New mental health project in the Braniel Estate abandoned
The proposed building of a secure mental health facility in the Braniel Estate has been abandoned.
Triangle Housing proposed the project to create an apartment block of 11 self-contained one-bedroom flats for those who "experience mental health difficulties" on the site of a former clinic and library at 16 Glen Road.
The Housing Executive released details of the abandonment of the project on September 18.
The Braniel Community Association went into action after 50 householders were contacted about the planned proposal and the association delivered 1,000 letters to locals detailing the housing association's plans.
Triangle Housing countered claims that the proposals and public meeting details have not been widely publicised.
Local PUP representative Ian Shanks said people were worried about what the secure apartment block would do to the value of their homes and how the mental health problems of those living there may affect the local community, as there were three schools nearby.
Ian Shanks said that the abandonment had been a victory for the local community and criticised one political party for "taking credit" for what local people had done.
He said: "The people of the Braniel are responsible for this not happening.
"But the Alliance Party have a newsletter that they send out and the front page of it was about what they had done to help.
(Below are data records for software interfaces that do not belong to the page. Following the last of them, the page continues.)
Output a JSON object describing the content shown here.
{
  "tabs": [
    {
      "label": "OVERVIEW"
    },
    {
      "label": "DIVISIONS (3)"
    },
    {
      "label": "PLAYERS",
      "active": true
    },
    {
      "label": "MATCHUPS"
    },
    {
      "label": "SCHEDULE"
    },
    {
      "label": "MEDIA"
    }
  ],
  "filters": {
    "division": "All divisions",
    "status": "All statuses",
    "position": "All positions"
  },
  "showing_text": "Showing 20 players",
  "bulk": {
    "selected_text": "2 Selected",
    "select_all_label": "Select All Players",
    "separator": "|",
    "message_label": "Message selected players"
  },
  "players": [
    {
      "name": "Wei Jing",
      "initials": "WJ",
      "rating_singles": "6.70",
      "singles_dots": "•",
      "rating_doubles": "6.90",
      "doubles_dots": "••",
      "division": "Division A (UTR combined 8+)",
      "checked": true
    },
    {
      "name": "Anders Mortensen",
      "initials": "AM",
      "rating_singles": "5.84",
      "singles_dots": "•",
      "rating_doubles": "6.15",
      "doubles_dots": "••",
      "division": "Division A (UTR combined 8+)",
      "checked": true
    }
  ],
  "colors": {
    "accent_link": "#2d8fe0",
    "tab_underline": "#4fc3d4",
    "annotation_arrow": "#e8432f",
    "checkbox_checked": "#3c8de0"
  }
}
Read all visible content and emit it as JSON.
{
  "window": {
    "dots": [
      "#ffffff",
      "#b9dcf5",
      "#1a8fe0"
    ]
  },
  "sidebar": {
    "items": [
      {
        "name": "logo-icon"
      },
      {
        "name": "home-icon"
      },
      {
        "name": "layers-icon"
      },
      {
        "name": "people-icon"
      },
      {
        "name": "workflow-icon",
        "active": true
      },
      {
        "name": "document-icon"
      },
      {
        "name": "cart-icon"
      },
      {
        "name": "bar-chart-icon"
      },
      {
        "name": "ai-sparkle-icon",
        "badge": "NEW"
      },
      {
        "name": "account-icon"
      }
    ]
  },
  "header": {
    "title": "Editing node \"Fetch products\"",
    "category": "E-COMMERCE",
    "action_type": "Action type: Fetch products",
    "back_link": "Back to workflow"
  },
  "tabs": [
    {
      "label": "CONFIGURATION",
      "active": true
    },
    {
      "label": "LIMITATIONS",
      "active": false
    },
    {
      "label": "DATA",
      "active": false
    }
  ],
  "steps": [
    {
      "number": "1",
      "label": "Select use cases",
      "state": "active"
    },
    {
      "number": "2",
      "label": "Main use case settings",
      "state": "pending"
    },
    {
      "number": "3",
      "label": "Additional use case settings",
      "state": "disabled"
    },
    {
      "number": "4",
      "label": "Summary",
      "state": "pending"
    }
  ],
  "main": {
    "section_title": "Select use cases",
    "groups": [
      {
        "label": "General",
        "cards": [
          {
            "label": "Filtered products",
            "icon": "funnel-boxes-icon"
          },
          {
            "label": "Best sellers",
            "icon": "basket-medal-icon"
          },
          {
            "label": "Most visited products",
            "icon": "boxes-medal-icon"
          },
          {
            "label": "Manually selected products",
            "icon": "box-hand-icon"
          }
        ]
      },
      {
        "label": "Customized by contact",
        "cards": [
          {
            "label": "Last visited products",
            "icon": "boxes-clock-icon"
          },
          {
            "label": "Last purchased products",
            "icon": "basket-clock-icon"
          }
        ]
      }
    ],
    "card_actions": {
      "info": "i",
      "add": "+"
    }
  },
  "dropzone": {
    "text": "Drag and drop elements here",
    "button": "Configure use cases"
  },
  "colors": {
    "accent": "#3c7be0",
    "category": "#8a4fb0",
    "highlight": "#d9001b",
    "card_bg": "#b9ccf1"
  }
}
"I did the work to put the meetings together and informed people of what was going on.
"Michael Copeland and Vivienne McCoy could have taken some of the credit for the work they have done but it wasn't about that, it was about the community standing up and stopping this."
He said the Alliance's Carol Howard had asked one question at the meeting and that at the second meeting in Braniel Church, Michael Long had attended and had them sit at the front so that people would know who they are.
"Their newsletter about it didn't even come in to the Braniel and they were highlighting their contribution.
Michael Long, Alliance councillor said: "Given the level of local opposition to the project and the problems with process under Triangle and the Health Trust, I believe the application's withdrawal was the only sensible decision.
"However it is important we see new facilities in east Belfast for those recovering from mental ill health and Alliance will continue to ensure these are available locally.
"There was good co-operation between political parties and community associations on this issue. Having spent a considerable amount of time on this project, I met regularly with Triangle over the course of this process and dealt with many concerns from local residents.
He countered Ian Shanks' claims that the Alliance party were attempting to steal anyone's thunder: "I am happy for residents to know the work the Alliance Party put in, however it was never our intent for it to appear Alliance was the only group working hard. Overall it is clear a combined effort led to the final resolution."